Report every line from the following entries that contains the string "title".

──────── Input data

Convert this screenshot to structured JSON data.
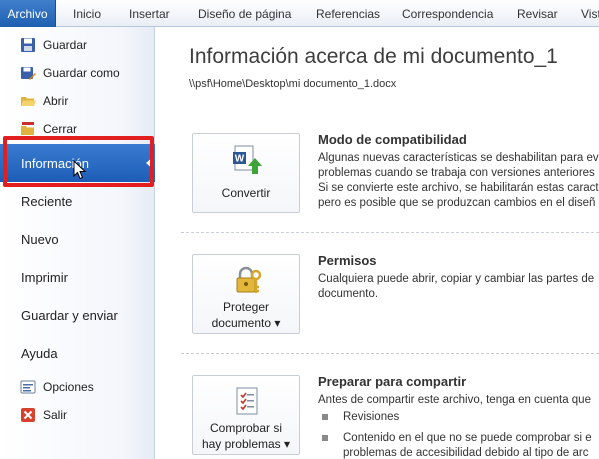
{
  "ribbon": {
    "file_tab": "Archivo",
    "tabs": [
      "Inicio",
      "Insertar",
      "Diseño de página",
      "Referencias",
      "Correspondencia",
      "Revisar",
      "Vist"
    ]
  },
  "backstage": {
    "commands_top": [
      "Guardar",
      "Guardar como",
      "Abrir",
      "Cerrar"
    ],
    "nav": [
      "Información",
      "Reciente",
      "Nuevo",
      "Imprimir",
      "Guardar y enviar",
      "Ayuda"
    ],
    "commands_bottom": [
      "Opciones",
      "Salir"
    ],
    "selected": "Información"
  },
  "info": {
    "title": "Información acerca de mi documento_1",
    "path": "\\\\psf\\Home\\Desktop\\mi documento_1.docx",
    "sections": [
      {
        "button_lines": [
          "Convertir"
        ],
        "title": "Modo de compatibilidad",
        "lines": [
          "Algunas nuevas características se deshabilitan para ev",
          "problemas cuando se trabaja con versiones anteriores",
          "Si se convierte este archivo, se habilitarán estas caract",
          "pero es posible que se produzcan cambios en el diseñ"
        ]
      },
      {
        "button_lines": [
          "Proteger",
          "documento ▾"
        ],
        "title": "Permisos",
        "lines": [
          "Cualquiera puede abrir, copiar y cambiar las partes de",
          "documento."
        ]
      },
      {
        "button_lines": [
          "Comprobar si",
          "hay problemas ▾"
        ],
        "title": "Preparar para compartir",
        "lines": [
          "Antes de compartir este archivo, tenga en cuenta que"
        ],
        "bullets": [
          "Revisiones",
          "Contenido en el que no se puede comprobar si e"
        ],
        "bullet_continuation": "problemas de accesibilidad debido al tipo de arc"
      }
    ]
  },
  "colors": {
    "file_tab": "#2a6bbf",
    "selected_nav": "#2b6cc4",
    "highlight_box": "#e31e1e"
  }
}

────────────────
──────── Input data

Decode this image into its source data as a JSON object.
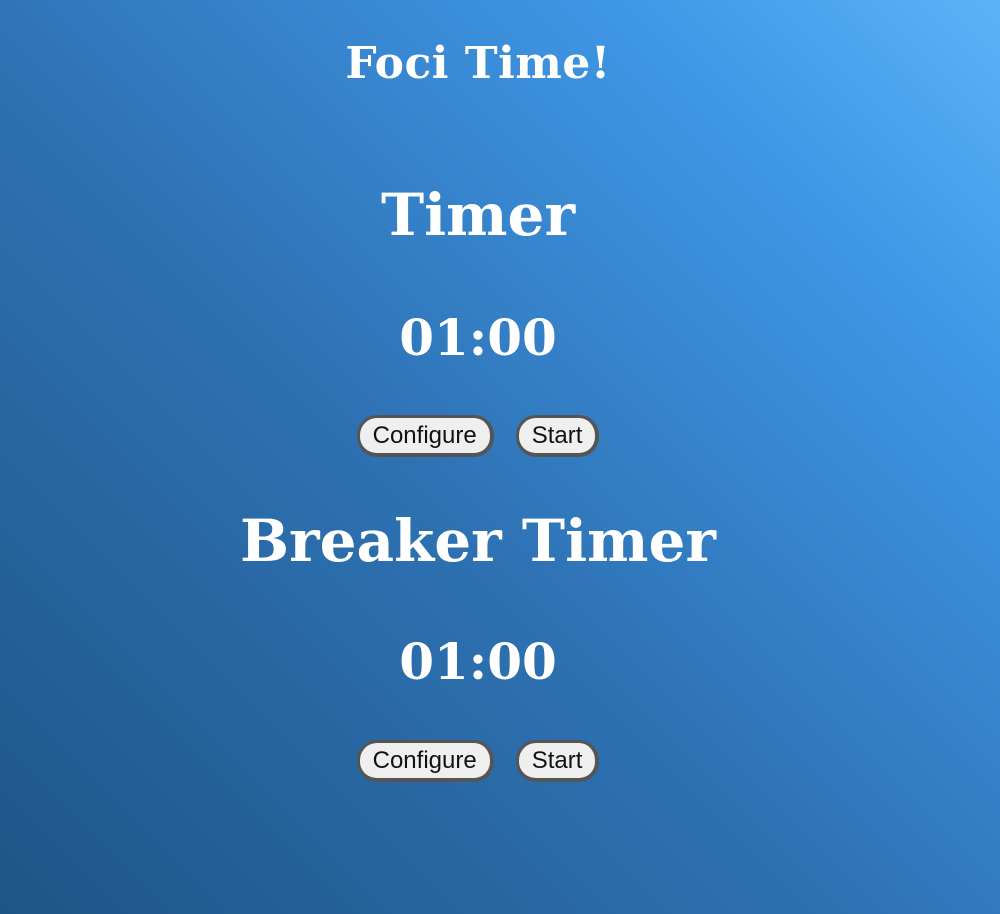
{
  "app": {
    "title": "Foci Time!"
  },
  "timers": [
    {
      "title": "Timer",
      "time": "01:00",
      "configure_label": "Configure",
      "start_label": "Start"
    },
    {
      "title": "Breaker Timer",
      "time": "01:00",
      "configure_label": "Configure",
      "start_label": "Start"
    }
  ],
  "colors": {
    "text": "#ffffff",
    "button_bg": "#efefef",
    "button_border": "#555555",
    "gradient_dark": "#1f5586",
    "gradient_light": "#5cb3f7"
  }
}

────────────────

Output:
    "title": "Información acerca de mi documento_1",
        "title": "Modo de compatibilidad",
        "title": "Permisos",
        "title": "Preparar para compartir",
    "title": "Foci Time!"
      "title": "Timer",
      "title": "Breaker Timer",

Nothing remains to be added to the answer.